In a way, being plugged-in and highly-charged, Mould gave the sold-out and appreciative crowd a superb performance that had the intensity he brings fronting a band, but which also allowed for his insightful and often incisive lyrics to shine through, as they do when he plays an acoustic gig.

And really, I can't readily think of any other rock artist who could stand onstage alone with an electric guitar and give such a performance over nearly 2 hours.

Brad, who had seen and loved Mould at Riot Fest, said he enjoyed this show just as much, and two other friends at Friday's show also found it fantastic. My friend Al, who has seen Mould multiple times, pondered how the Prairie Center—which doesn't program many rock acts—had landed the indie rock icon, especially as Mould is also playing at the Old Town School of Folk Music and City Winery in Chicago this weekend.

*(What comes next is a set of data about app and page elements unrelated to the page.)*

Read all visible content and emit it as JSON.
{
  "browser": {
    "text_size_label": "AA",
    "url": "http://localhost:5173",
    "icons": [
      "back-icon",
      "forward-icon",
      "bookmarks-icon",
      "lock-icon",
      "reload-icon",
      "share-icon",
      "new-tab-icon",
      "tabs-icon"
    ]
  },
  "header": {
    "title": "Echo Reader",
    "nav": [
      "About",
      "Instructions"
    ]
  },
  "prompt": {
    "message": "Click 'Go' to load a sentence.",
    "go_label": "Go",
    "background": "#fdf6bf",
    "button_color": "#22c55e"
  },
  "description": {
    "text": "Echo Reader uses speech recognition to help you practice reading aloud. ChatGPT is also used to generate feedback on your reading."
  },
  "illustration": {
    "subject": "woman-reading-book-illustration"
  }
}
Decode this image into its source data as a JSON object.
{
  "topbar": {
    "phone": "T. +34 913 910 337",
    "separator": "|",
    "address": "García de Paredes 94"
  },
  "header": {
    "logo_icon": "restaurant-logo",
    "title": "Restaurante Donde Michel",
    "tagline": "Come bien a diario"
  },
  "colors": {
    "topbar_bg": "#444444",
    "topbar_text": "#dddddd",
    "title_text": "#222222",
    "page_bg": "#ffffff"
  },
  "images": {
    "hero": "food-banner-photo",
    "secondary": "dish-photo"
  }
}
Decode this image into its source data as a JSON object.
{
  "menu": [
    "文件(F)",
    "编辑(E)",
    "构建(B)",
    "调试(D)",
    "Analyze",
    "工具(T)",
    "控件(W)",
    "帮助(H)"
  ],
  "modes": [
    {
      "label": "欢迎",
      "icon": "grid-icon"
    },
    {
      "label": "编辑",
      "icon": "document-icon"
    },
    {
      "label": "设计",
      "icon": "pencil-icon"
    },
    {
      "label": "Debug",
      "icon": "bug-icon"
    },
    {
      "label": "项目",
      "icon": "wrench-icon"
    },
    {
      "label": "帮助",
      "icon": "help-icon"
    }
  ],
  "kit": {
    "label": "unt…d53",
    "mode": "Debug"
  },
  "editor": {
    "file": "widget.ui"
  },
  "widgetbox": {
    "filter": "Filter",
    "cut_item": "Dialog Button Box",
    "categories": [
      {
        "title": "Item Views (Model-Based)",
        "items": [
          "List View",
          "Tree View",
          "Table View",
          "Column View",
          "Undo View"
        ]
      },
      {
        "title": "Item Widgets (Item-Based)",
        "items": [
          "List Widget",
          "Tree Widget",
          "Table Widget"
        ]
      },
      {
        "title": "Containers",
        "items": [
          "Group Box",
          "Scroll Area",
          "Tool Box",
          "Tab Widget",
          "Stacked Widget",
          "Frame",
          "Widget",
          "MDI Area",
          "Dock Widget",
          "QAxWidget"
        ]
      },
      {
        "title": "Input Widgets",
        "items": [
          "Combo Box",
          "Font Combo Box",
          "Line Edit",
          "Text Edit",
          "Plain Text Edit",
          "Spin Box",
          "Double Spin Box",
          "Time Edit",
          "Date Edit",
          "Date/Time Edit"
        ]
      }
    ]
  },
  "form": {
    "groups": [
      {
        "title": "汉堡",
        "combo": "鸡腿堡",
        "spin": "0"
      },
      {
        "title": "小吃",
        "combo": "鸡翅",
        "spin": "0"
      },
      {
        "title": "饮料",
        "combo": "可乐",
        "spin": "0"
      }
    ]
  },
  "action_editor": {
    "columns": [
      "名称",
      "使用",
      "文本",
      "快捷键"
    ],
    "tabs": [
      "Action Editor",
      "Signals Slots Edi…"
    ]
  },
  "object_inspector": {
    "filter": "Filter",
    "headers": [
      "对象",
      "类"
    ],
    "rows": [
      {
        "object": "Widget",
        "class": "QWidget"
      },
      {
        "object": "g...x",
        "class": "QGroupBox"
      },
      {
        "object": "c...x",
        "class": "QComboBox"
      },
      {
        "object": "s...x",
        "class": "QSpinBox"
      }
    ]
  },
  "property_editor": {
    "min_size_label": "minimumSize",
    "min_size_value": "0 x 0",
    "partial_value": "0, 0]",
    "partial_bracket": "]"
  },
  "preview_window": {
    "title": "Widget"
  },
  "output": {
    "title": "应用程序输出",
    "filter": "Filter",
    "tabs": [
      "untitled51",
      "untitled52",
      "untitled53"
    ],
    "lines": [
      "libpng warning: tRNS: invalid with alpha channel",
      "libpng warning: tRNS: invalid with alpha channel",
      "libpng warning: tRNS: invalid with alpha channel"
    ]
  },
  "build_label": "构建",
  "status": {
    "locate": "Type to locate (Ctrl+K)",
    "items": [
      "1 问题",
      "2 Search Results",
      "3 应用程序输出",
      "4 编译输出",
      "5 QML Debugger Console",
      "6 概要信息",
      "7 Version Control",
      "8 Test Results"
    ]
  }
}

But having seen him at the Metro, Riv and Aragon, as well as Old Town and a bit more surprisingly, the Field Museum, it seems clear that Bob Mould's music can satisfy just about anywhere. And whether with a band or solo, acoustic or electric, any Mould way will Dü.


kennymfg said...

Thanks for the great review, I too have been looking around for a setlist. I only recognized about 3-4 songs myself although I've since gone back and listeded to Silver Age about 3 times through. I'm pretty sure he played "Steam of Hercules" on Friday in Schaumburg.

This was my first time seeing Bob Mould and I was absolutely blown away. I will definitely be looking to attend more of his shows.

Anonymous said...

Great Review - came here looking for a setlist and got a great recap.